The network said al Murisi joined al Soofi in Chicago and they flew to Amsterdam.
The two suspects were known in metro Detroit's Yemeni-American communities and have distant relatives who live locally, said Imad Hamad, regional director of the American-Arab Anti-Discrimination Committee. One suspect later moved to Birmingham, Ala., Hamad said. The other moved to Memphis, Tenn.
Hamad said he doesn't know the suspects, but said that Yemeni Americans living in metro Detroit told him: "These two young people used to live here."
They were known to work hard in odd jobs to earn money to help relatives in their native Yemen, Hamad said. "They used to work in restaurants ... grocery stores," Hamad said.
Hamad said both men came from "a well-respected (tribal) family in metro Detroit. ... These are two well-known families."
Hamad cautioned against rushing to judgment about the men, saying that these are just allegations for now.
Al Soofi is from a "very large, huge family," said Yemen's consul general in Detroit, Abdul-Hakim Al-Sadah.

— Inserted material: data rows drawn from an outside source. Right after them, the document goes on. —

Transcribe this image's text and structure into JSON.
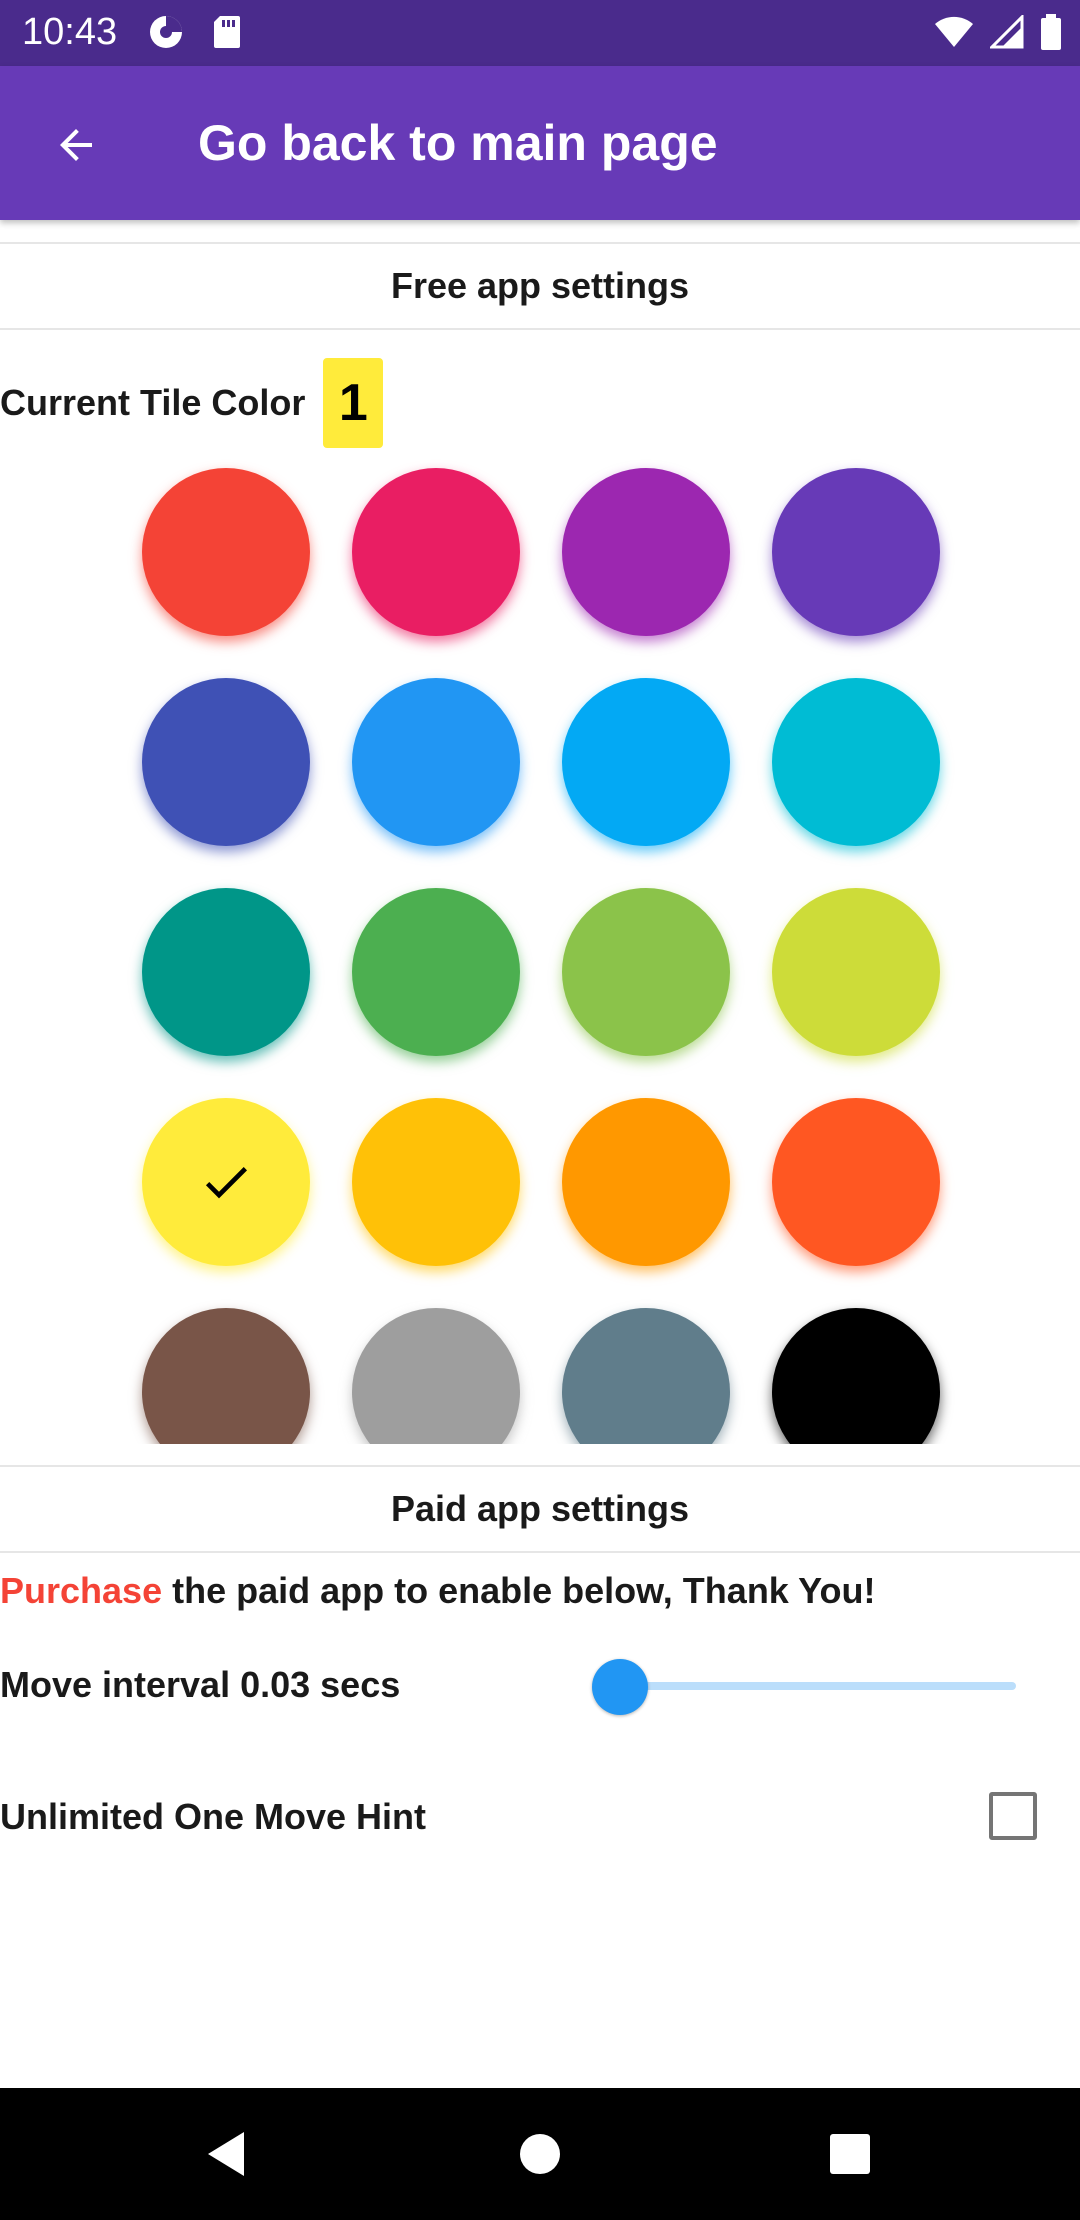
{
  "status_bar": {
    "time": "10:43",
    "icons": [
      "data-saver-icon",
      "sd-card-icon",
      "wifi-icon",
      "signal-icon",
      "battery-icon"
    ]
  },
  "app_bar": {
    "title": "Go back to main page",
    "back_icon": "arrow-back-icon",
    "color": "#673ab7"
  },
  "free_settings": {
    "header": "Free app settings",
    "tile_color_label": "Current Tile Color",
    "tile_number": "1",
    "selected_index": 12,
    "swatches": [
      {
        "name": "red",
        "color": "#f44336"
      },
      {
        "name": "pink",
        "color": "#e91e63"
      },
      {
        "name": "purple",
        "color": "#9c27b0"
      },
      {
        "name": "deep-purple",
        "color": "#673ab7"
      },
      {
        "name": "indigo",
        "color": "#3f51b5"
      },
      {
        "name": "blue",
        "color": "#2196f3"
      },
      {
        "name": "light-blue",
        "color": "#03a9f4"
      },
      {
        "name": "cyan",
        "color": "#00bcd4"
      },
      {
        "name": "teal",
        "color": "#009688"
      },
      {
        "name": "green",
        "color": "#4caf50"
      },
      {
        "name": "light-green",
        "color": "#8bc34a"
      },
      {
        "name": "lime",
        "color": "#cddc39"
      },
      {
        "name": "yellow",
        "color": "#ffeb3b"
      },
      {
        "name": "amber",
        "color": "#ffc107"
      },
      {
        "name": "orange",
        "color": "#ff9800"
      },
      {
        "name": "deep-orange",
        "color": "#ff5722"
      },
      {
        "name": "brown",
        "color": "#795548"
      },
      {
        "name": "grey",
        "color": "#9e9e9e"
      },
      {
        "name": "blue-grey",
        "color": "#607d8b"
      },
      {
        "name": "black",
        "color": "#000000"
      }
    ]
  },
  "paid_settings": {
    "header": "Paid app settings",
    "purchase_link": "Purchase",
    "purchase_text": " the paid app to enable below, Thank You!",
    "move_interval_label": "Move interval 0.03 secs",
    "move_interval_slider_level": 0.0,
    "hint_label": "Unlimited One Move Hint",
    "hint_checked": false
  },
  "nav_bar": {
    "icons": [
      "nav-back-icon",
      "nav-home-icon",
      "nav-recents-icon"
    ]
  }
}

Al-Sadah said he does not know the suspect, but is familiar with his name, which indicates he is from Al-Dalea, a province in Yemen.
"A lot of immigrants from that province" are in metro Detroit, he said.
Al-Sadah said that the Yemeni-American community condemns any acts of terrorism.
"Yemen is fighting with all its power" against terrorists, he said.
United Airlines, based in Chicago, referred all calls Monday to the Chicago office of the FBI.
Ross Rice, a special agent there, had sparse details: "To our knowledge they have not been charged with any crimes in the U.S.," he said.
The Transportation Security Administration, which is responsible for screening passengers, referred all calls to the Department of Homeland Security.
There was no immediate comment from the Detroit FBI, although FBI agents had visited the southwest Detroit neighborhood where several addresses were found for variations of al Soofi's name, neighbors who declined to give their names told the Associated Press. U.S. Attorney
Barbara McQuade also declined to comment.
The arrests are the latest terror-related incident involving metro Detroit.
Umar Farouk Abdulmutallab, a 23-year-old Nigerian national, is accused of trying to detonate a bomb in his underwear on a Delta-Northwest Airlines flight as it approached Detroit Metro Airport on Dec. 25, 2009. Abdulmutallab is in custody and is said to be cooperating with federal authorities.
In 2003, two North African immigrants were convicted in federal court in Detroit of conspiring to provide material support to terrorism in the first trial to result from the federal probe of the Sept. 11, 2001, terrorist attacks.
A judge later threw out the convictions at the request of the U.S. Attorney's Office because the prosecutors in the case had withheld key evidence from the defendants.